1. Put yourself in your customers shoes
What are you offering your customers that they can’t get elsewhere? If the answer is ‘nothing’, then how do you expect brand loyalty if you take a one-size-fits-all approach to customer experience? What are your customers’ needs and wants? Keep in mind that it doesn’t work to think you know your customers’ desires – what are you doing to truly get a sense of what they’re about, and how can you serve them better?
2. Make it everyone’s mission to deliver for the customer
Does your organisation have teams that work in silos? Is there poor communication between departments? How well does everyone know the values and objectives of the organisation? If these aspects are lacking, how can you expect to deliver real value to your customers?
By bringing people together and improving communication, employees can work together to make sure their every effort leads back to the customer. These aren’t just the people who provide your business with revenue, they’re the lifeblood of your organisation. When you see your customers in this way, it’s impossible not to become obsessed.
3. Everyone can be a leader, and they should be!
Gone are the days of rigid job descriptions and ‘it’s not part of my role’ attitudes. When organisations thrive, everyone wins. A culture where everyone is expected to act like a leader means there are fewer chances of miscommunication and higher chances of motivation and commitment.
What leadership qualities should your people have? Do they know your expectations? If not, then spend some time empowering people to act on initiative, guide them to inspire others, and show them what their presence in the organisation does and how it relates to the customer experience.

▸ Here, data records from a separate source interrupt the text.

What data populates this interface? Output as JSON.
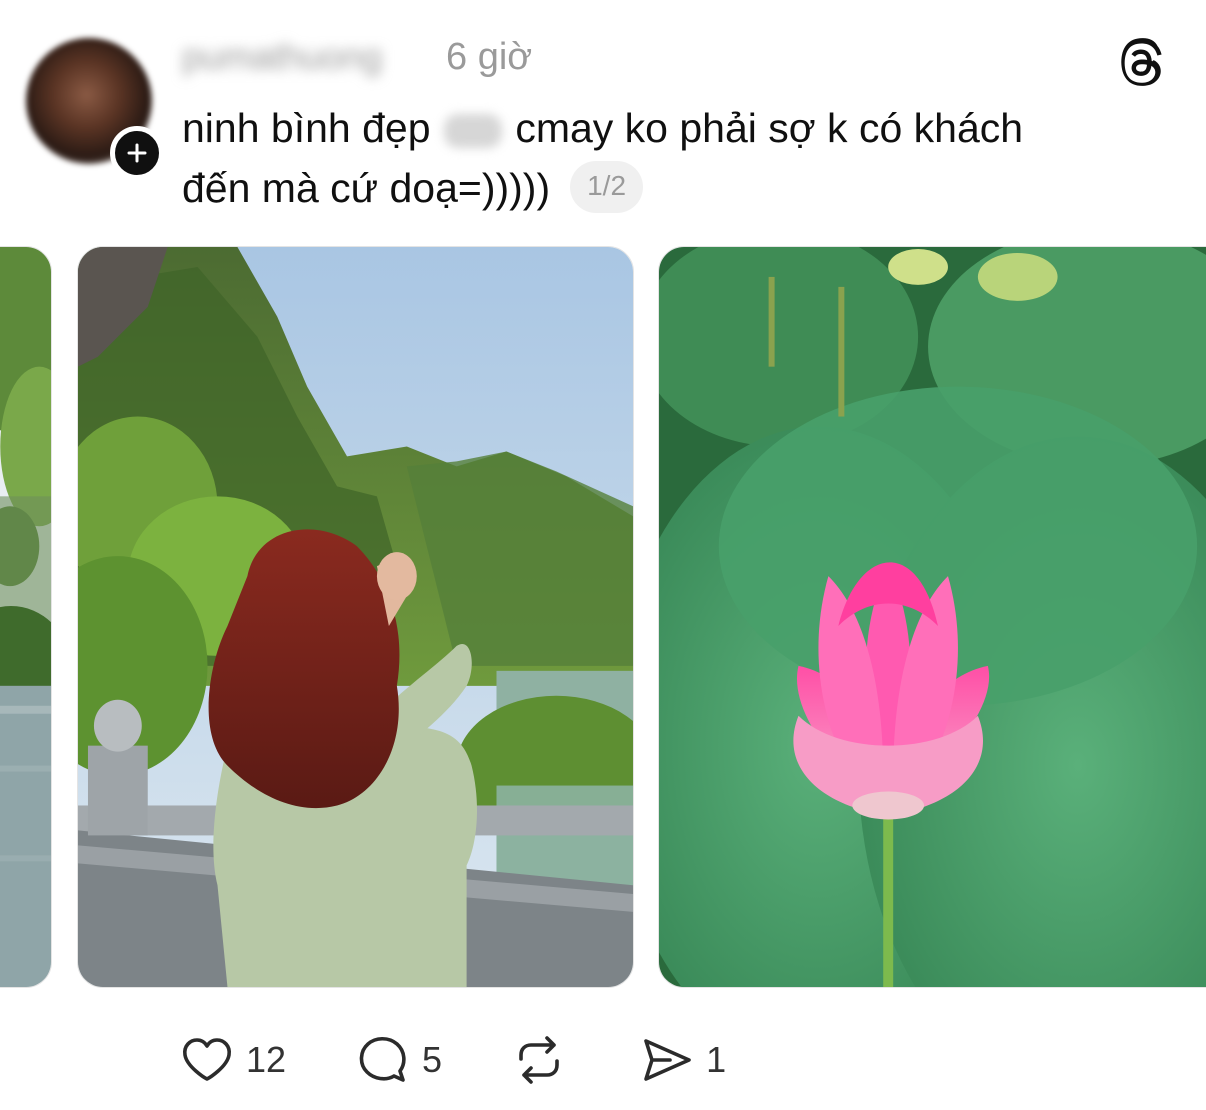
{
  "post": {
    "username": "pumathuong",
    "timestamp": "6 giờ",
    "caption_line1_part1": "ninh bình đẹp",
    "caption_line1_part2": "cmay ko phải sợ k có khách",
    "caption_line2": "đến mà cứ doạ=)))))",
    "page_counter": "1/2"
  },
  "images": [
    {
      "description": "previous photo partially visible - trees and lake"
    },
    {
      "description": "woman with red hair looking at green mountains in Ninh Binh"
    },
    {
      "description": "pink lotus flower among green lotus leaves"
    }
  ],
  "actions": {
    "likes": "12",
    "comments": "5",
    "shares": "1"
  },
  "icons": [
    "plus-icon",
    "threads-logo-icon",
    "heart-icon",
    "comment-icon",
    "repost-icon",
    "send-icon"
  ]
}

When people are handed responsibility and are made aware of their capabilities, more often than not they’ll step up to the plate and provide the kind of service that will keep customers coming back for more.
Read also: The Key Driver in Customer Experience